HARTFORD, Conn. -- A Hartford Courant/Frontline investigation into Newtown killer Adam Lanza led to a documentary that aired last night (February 19th) on PBS, revealing new information about his troubled life.
Lanza was diagnosed at a young age with sensory integration disorder, a medically controversial diagnosis indicating he had trouble coping with bright lights, loud noises and knowing when he was in pain.
Later on, he was diagnosed in middle school with Asperger's, a condition related to autism that makes social interaction challenging.
A friend of Lanza's mother, who he killed before going to Sandy Hook Elementary School to carry out the massacre, told Frontline that when Adam was just six years old, he didn't like to be touched, and would recoil or get upset if other kids touched him.

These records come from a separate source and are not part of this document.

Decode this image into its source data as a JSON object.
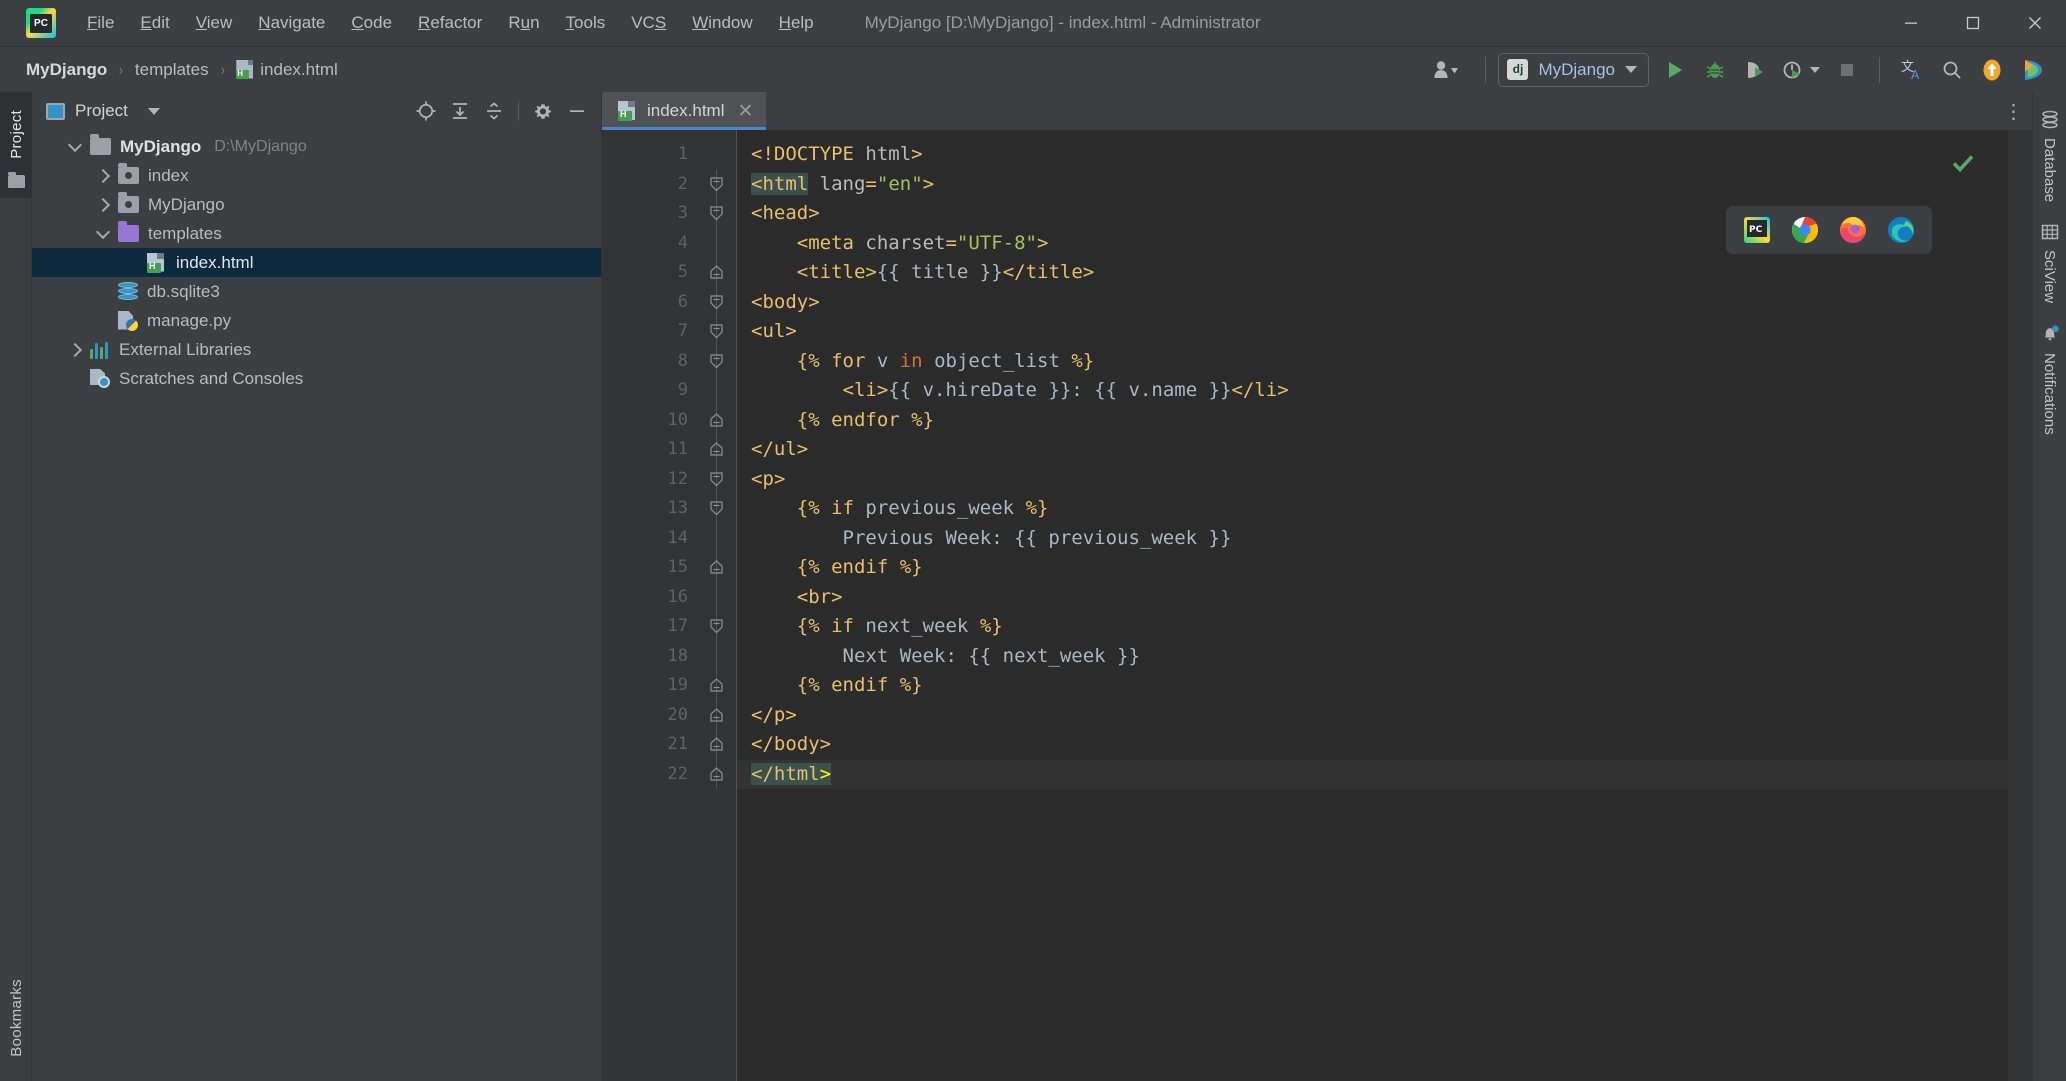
{
  "window": {
    "title": "MyDjango [D:\\MyDjango] - index.html - Administrator",
    "minimize_icon": "minimize-icon",
    "maximize_icon": "maximize-icon",
    "close_icon": "close-icon",
    "app_logo": "pycharm-logo-icon"
  },
  "menubar": {
    "items": [
      {
        "label": "File",
        "mnemonic": "F"
      },
      {
        "label": "Edit",
        "mnemonic": "E"
      },
      {
        "label": "View",
        "mnemonic": "V"
      },
      {
        "label": "Navigate",
        "mnemonic": "N"
      },
      {
        "label": "Code",
        "mnemonic": "C"
      },
      {
        "label": "Refactor",
        "mnemonic": "R"
      },
      {
        "label": "Run",
        "mnemonic": "u"
      },
      {
        "label": "Tools",
        "mnemonic": "T"
      },
      {
        "label": "VCS",
        "mnemonic": "S"
      },
      {
        "label": "Window",
        "mnemonic": "W"
      },
      {
        "label": "Help",
        "mnemonic": "H"
      }
    ]
  },
  "breadcrumb": {
    "items": [
      {
        "label": "MyDjango",
        "bold": true,
        "icon": null
      },
      {
        "label": "templates",
        "bold": false,
        "icon": null
      },
      {
        "label": "index.html",
        "bold": false,
        "icon": "html-file-icon"
      }
    ],
    "separator": "›"
  },
  "toolbar": {
    "account_icon": "user-account-icon",
    "run_config": {
      "label": "MyDjango",
      "icon": "django-icon",
      "dropdown_icon": "chevron-down-icon"
    },
    "buttons": [
      {
        "name": "run-button",
        "icon": "play-icon",
        "color": "#59a869"
      },
      {
        "name": "debug-button",
        "icon": "bug-icon",
        "color": "#499c54"
      },
      {
        "name": "run-coverage-button",
        "icon": "coverage-icon",
        "color": "#499c54"
      },
      {
        "name": "profile-button",
        "icon": "profile-icon",
        "color": "#499c54"
      },
      {
        "name": "stop-button",
        "icon": "stop-square-icon",
        "color": "#6e7174"
      },
      {
        "name": "translate-button",
        "icon": "translate-icon",
        "color": "#a9c7e8"
      },
      {
        "name": "search-everywhere-button",
        "icon": "search-icon",
        "color": "#b4b4b4"
      },
      {
        "name": "update-button",
        "icon": "arrow-up-circle-icon",
        "color": "#f0a732"
      },
      {
        "name": "codewithme-button",
        "icon": "codewithme-icon",
        "color": "#3592c4"
      }
    ]
  },
  "left_strip": {
    "project_tab": "Project",
    "bookmarks_tab": "Bookmarks",
    "folder_icon": "folder-icon"
  },
  "project_panel": {
    "title": "Project",
    "title_icon": "project-view-icon",
    "dropdown_icon": "chevron-down-icon",
    "tools": [
      {
        "name": "scroll-from-source-button",
        "icon": "target-icon"
      },
      {
        "name": "expand-all-button",
        "icon": "expand-all-icon"
      },
      {
        "name": "collapse-all-button",
        "icon": "collapse-all-icon"
      },
      {
        "name": "settings-button",
        "icon": "gear-icon"
      },
      {
        "name": "hide-button",
        "icon": "minus-icon"
      }
    ],
    "tree": [
      {
        "label": "MyDjango",
        "path": "D:\\MyDjango",
        "icon": "folder-icon",
        "indent": 0,
        "arrow": "open",
        "bold": true,
        "selected": false
      },
      {
        "label": "index",
        "path": "",
        "icon": "module-folder-icon",
        "indent": 1,
        "arrow": "closed",
        "bold": false,
        "selected": false
      },
      {
        "label": "MyDjango",
        "path": "",
        "icon": "module-folder-icon",
        "indent": 1,
        "arrow": "closed",
        "bold": false,
        "selected": false
      },
      {
        "label": "templates",
        "path": "",
        "icon": "templates-folder-icon",
        "indent": 1,
        "arrow": "open",
        "bold": false,
        "selected": false
      },
      {
        "label": "index.html",
        "path": "",
        "icon": "html-file-icon",
        "indent": 2,
        "arrow": "none",
        "bold": false,
        "selected": true
      },
      {
        "label": "db.sqlite3",
        "path": "",
        "icon": "database-file-icon",
        "indent": 1,
        "arrow": "none",
        "bold": false,
        "selected": false
      },
      {
        "label": "manage.py",
        "path": "",
        "icon": "python-file-icon",
        "indent": 1,
        "arrow": "none",
        "bold": false,
        "selected": false
      },
      {
        "label": "External Libraries",
        "path": "",
        "icon": "libraries-icon",
        "indent": 0,
        "arrow": "closed",
        "bold": false,
        "selected": false
      },
      {
        "label": "Scratches and Consoles",
        "path": "",
        "icon": "scratches-icon",
        "indent": 0,
        "arrow": "none",
        "bold": false,
        "selected": false
      }
    ]
  },
  "editor": {
    "tabs": [
      {
        "label": "index.html",
        "icon": "html-file-icon",
        "close_icon": "close-icon",
        "active": true
      }
    ],
    "more_icon": "more-options-icon",
    "inspection_status_icon": "checkmark-icon",
    "browser_popup": {
      "icons": [
        {
          "name": "pycharm-preview-icon",
          "label": "PyCharm"
        },
        {
          "name": "chrome-icon",
          "label": "Chrome"
        },
        {
          "name": "firefox-icon",
          "label": "Firefox"
        },
        {
          "name": "edge-icon",
          "label": "Edge"
        }
      ]
    },
    "run_gutter_icon": "python-run-icon",
    "lines": [
      {
        "n": "1",
        "fold": "none",
        "cur": false,
        "tokens": [
          {
            "t": "<!DOCTYPE ",
            "c": "t-tag"
          },
          {
            "t": "html",
            "c": "t-attr"
          },
          {
            "t": ">",
            "c": "t-tag"
          }
        ]
      },
      {
        "n": "2",
        "fold": "open",
        "cur": false,
        "tokens": [
          {
            "t": "<html",
            "c": "hl-tag t-tag"
          },
          {
            "t": " ",
            "c": "t-plain"
          },
          {
            "t": "lang",
            "c": "t-attr"
          },
          {
            "t": "=",
            "c": "t-tag"
          },
          {
            "t": "\"en\"",
            "c": "t-val"
          },
          {
            "t": ">",
            "c": "t-tag"
          }
        ]
      },
      {
        "n": "3",
        "fold": "open",
        "cur": false,
        "tokens": [
          {
            "t": "<head>",
            "c": "t-tag"
          }
        ]
      },
      {
        "n": "4",
        "fold": "bar",
        "cur": false,
        "tokens": [
          {
            "t": "    <meta ",
            "c": "t-tag"
          },
          {
            "t": "charset",
            "c": "t-attr"
          },
          {
            "t": "=",
            "c": "t-tag"
          },
          {
            "t": "\"UTF-8\"",
            "c": "t-val"
          },
          {
            "t": ">",
            "c": "t-tag"
          }
        ]
      },
      {
        "n": "5",
        "fold": "close",
        "cur": false,
        "tokens": [
          {
            "t": "    <title>",
            "c": "t-tag"
          },
          {
            "t": "{{ title }}",
            "c": "t-plain"
          },
          {
            "t": "</title>",
            "c": "t-tag"
          }
        ]
      },
      {
        "n": "6",
        "fold": "open",
        "cur": false,
        "tokens": [
          {
            "t": "<body>",
            "c": "t-tag"
          }
        ]
      },
      {
        "n": "7",
        "fold": "open",
        "cur": false,
        "tokens": [
          {
            "t": "<ul>",
            "c": "t-tag"
          }
        ]
      },
      {
        "n": "8",
        "fold": "open",
        "cur": false,
        "tokens": [
          {
            "t": "    {% ",
            "c": "t-dj"
          },
          {
            "t": "for",
            "c": "t-dj"
          },
          {
            "t": " v ",
            "c": "t-plain"
          },
          {
            "t": "in",
            "c": "t-kw"
          },
          {
            "t": " object_list ",
            "c": "t-plain"
          },
          {
            "t": "%}",
            "c": "t-dj"
          }
        ]
      },
      {
        "n": "9",
        "fold": "bar",
        "cur": false,
        "tokens": [
          {
            "t": "        <li>",
            "c": "t-tag"
          },
          {
            "t": "{{ v.hireDate }}: {{ v.name }}",
            "c": "t-plain"
          },
          {
            "t": "</li>",
            "c": "t-tag"
          }
        ]
      },
      {
        "n": "10",
        "fold": "close",
        "cur": false,
        "tokens": [
          {
            "t": "    {% ",
            "c": "t-dj"
          },
          {
            "t": "endfor",
            "c": "t-dj"
          },
          {
            "t": " %}",
            "c": "t-dj"
          }
        ]
      },
      {
        "n": "11",
        "fold": "close",
        "cur": false,
        "tokens": [
          {
            "t": "</ul>",
            "c": "t-tag"
          }
        ]
      },
      {
        "n": "12",
        "fold": "open",
        "cur": false,
        "tokens": [
          {
            "t": "<p>",
            "c": "t-tag"
          }
        ]
      },
      {
        "n": "13",
        "fold": "open",
        "cur": false,
        "tokens": [
          {
            "t": "    {% ",
            "c": "t-dj"
          },
          {
            "t": "if",
            "c": "t-dj"
          },
          {
            "t": " previous_week ",
            "c": "t-plain"
          },
          {
            "t": "%}",
            "c": "t-dj"
          }
        ]
      },
      {
        "n": "14",
        "fold": "bar",
        "cur": false,
        "tokens": [
          {
            "t": "        Previous Week: {{ previous_week }}",
            "c": "t-plain"
          }
        ]
      },
      {
        "n": "15",
        "fold": "close",
        "cur": false,
        "tokens": [
          {
            "t": "    {% ",
            "c": "t-dj"
          },
          {
            "t": "endif",
            "c": "t-dj"
          },
          {
            "t": " %}",
            "c": "t-dj"
          }
        ]
      },
      {
        "n": "16",
        "fold": "bar",
        "cur": false,
        "tokens": [
          {
            "t": "    <br>",
            "c": "t-tag"
          }
        ]
      },
      {
        "n": "17",
        "fold": "open",
        "cur": false,
        "tokens": [
          {
            "t": "    {% ",
            "c": "t-dj"
          },
          {
            "t": "if",
            "c": "t-dj"
          },
          {
            "t": " next_week ",
            "c": "t-plain"
          },
          {
            "t": "%}",
            "c": "t-dj"
          }
        ]
      },
      {
        "n": "18",
        "fold": "bar",
        "cur": false,
        "tokens": [
          {
            "t": "        Next Week: {{ next_week }}",
            "c": "t-plain"
          }
        ]
      },
      {
        "n": "19",
        "fold": "close",
        "cur": false,
        "tokens": [
          {
            "t": "    {% ",
            "c": "t-dj"
          },
          {
            "t": "endif",
            "c": "t-dj"
          },
          {
            "t": " %}",
            "c": "t-dj"
          }
        ]
      },
      {
        "n": "20",
        "fold": "close",
        "cur": false,
        "tokens": [
          {
            "t": "</p>",
            "c": "t-tag"
          }
        ]
      },
      {
        "n": "21",
        "fold": "close",
        "cur": false,
        "tokens": [
          {
            "t": "</body>",
            "c": "t-tag"
          }
        ]
      },
      {
        "n": "22",
        "fold": "close",
        "cur": true,
        "tokens": [
          {
            "t": "</html",
            "c": "hl-tag t-tag"
          },
          {
            "t": ">",
            "c": "hl-caret"
          }
        ]
      }
    ]
  },
  "right_strip": {
    "tabs": [
      {
        "label": "Database",
        "icon": "database-icon"
      },
      {
        "label": "SciView",
        "icon": "sciview-grid-icon"
      },
      {
        "label": "Notifications",
        "icon": "bell-icon",
        "badge": true
      }
    ]
  },
  "colors": {
    "accent": "#4a88c7",
    "selection": "#0d293e",
    "panel_bg": "#3c3f41",
    "editor_bg": "#2b2b2b",
    "gutter_bg": "#313335",
    "tag": "#e8bf6a",
    "string": "#a5c261",
    "keyword": "#cc7832",
    "text": "#a9b7c6",
    "tag_highlight": "#3b514d",
    "caret_yellow": "#ffff00",
    "run_green": "#59a869"
  }
}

Richard Novia, who co-founded the tech club Lanza joined at Newtown High School, told Frontline that the teen would have what he called "episodes" in which he'd completely withdraw from the world, sometimes sitting in a corner, motionless.